TIM MILLER: I think that Trump, like with so many other things, just, like, supercharged a trend that was already happening, where there was, like, a little bit of reactionary men's, you know, response to increasing prominence of women in society.

KURTZLEBEN: But Miller adds that the GOP might also be responding to political realities.

MILLER: You know, they look at Latino and Black men, particularly working class, and are seeing softness in their support for Democrats and potentially openness to their message.

KURTZLEBEN: And there are specific concerns that some men have right now, Du Mez adds, issues on which politicians might appeal to men voters.

DU MEZ: This conservative construction of masculinity right now is responding to reality. There are concerning trends that we see with respect to young men, with respect to levels of depression and suicide and educational achievement and, you know, apathy.

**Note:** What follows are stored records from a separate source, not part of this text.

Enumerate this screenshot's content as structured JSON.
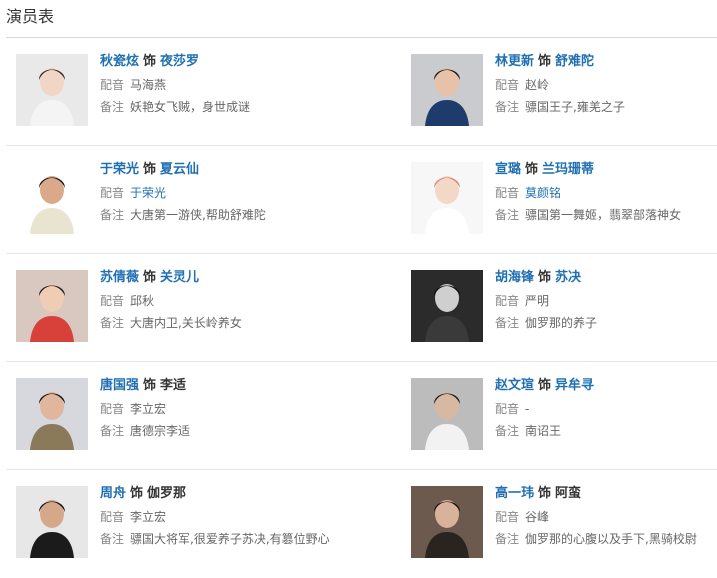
{
  "page_title": "演员表",
  "label_as": "饰",
  "label_dub": "配音",
  "label_note": "备注",
  "cast": [
    {
      "actor": "秋瓷炫",
      "role": "夜莎罗",
      "role_link": true,
      "dub": "马海燕",
      "dub_link": false,
      "note": "妖艳女飞贼，身世成谜",
      "bg": "#e9e9ea",
      "skin": "#f1d6c6",
      "hair": "#3a2a22",
      "cloth": "#f4f4f4"
    },
    {
      "actor": "林更新",
      "role": "舒难陀",
      "role_link": true,
      "dub": "赵岭",
      "dub_link": false,
      "note": "骠国王子,雍羌之子",
      "bg": "#c9cbcf",
      "skin": "#e8c2a8",
      "hair": "#1a1714",
      "cloth": "#1d3b6b"
    },
    {
      "actor": "于荣光",
      "role": "夏云仙",
      "role_link": true,
      "dub": "于荣光",
      "dub_link": true,
      "note": "大唐第一游侠,帮助舒难陀",
      "bg": "#ffffff",
      "skin": "#d9a98a",
      "hair": "#1a1a1a",
      "cloth": "#e8e4cf"
    },
    {
      "actor": "宣璐",
      "role": "兰玛珊蒂",
      "role_link": true,
      "dub": "莫颜铭",
      "dub_link": true,
      "note": "骠国第一舞姬，翡翠部落神女",
      "bg": "#f7f7f8",
      "skin": "#f3d8c8",
      "hair": "#d9826a",
      "cloth": "#ffffff"
    },
    {
      "actor": "苏倩薇",
      "role": "关灵儿",
      "role_link": true,
      "dub": "邱秋",
      "dub_link": false,
      "note": "大唐内卫,关长岭养女",
      "bg": "#d8c8c0",
      "skin": "#efcdb5",
      "hair": "#231a17",
      "cloth": "#d8403a"
    },
    {
      "actor": "胡海锋",
      "role": "苏决",
      "role_link": true,
      "dub": "严明",
      "dub_link": false,
      "note": "伽罗那的养子",
      "bg": "#2b2b2b",
      "skin": "#cfcfcf",
      "hair": "#0e0e0e",
      "cloth": "#3a3a3a"
    },
    {
      "actor": "唐国强",
      "role": "李适",
      "role_link": false,
      "dub": "李立宏",
      "dub_link": false,
      "note": "唐德宗李适",
      "bg": "#d6d8de",
      "skin": "#e0b79c",
      "hair": "#151515",
      "cloth": "#8a7a5a"
    },
    {
      "actor": "赵文瑄",
      "role": "异牟寻",
      "role_link": true,
      "dub": "-",
      "dub_link": false,
      "note": "南诏王",
      "bg": "#bcbcbc",
      "skin": "#d7b9a2",
      "hair": "#1b1b1b",
      "cloth": "#f2f2f2"
    },
    {
      "actor": "周舟",
      "role": "伽罗那",
      "role_link": false,
      "dub": "李立宏",
      "dub_link": false,
      "note": "骠国大将军,很爱养子苏决,有篡位野心",
      "bg": "#e7e7e7",
      "skin": "#d6a88a",
      "hair": "#141414",
      "cloth": "#1b1b1b"
    },
    {
      "actor": "高一玮",
      "role": "阿蛮",
      "role_link": false,
      "dub": "谷峰",
      "dub_link": false,
      "note": "伽罗那的心腹以及手下,黑骑校尉",
      "bg": "#6b5a4d",
      "skin": "#d8b29a",
      "hair": "#1a1410",
      "cloth": "#2a2420"
    }
  ]
}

KURTZLEBEN: This is what we'll be looking at in the rest of the series - how politicians appeal to men, what problems men face and whether candidates are proposing any real solutions to those problems. Danielle Kurtzleben, NPR News. Transcript provided by NPR, Copyright NPR.

NPR transcripts are created on a rush deadline by an NPR contractor. This text may not be in its final form and may be updated or revised in the future. Accuracy and availability may vary. The authoritative record of NPR’s programming is the audio record.

Danielle Kurtzleben is a political correspondent assigned to NPR's Washington Desk. She appears on NPR shows, writes for the web, and is a regular on The NPR Politics Podcast. She is covering the 2020 presidential election, with particular focuses on on economic policy and gender politics.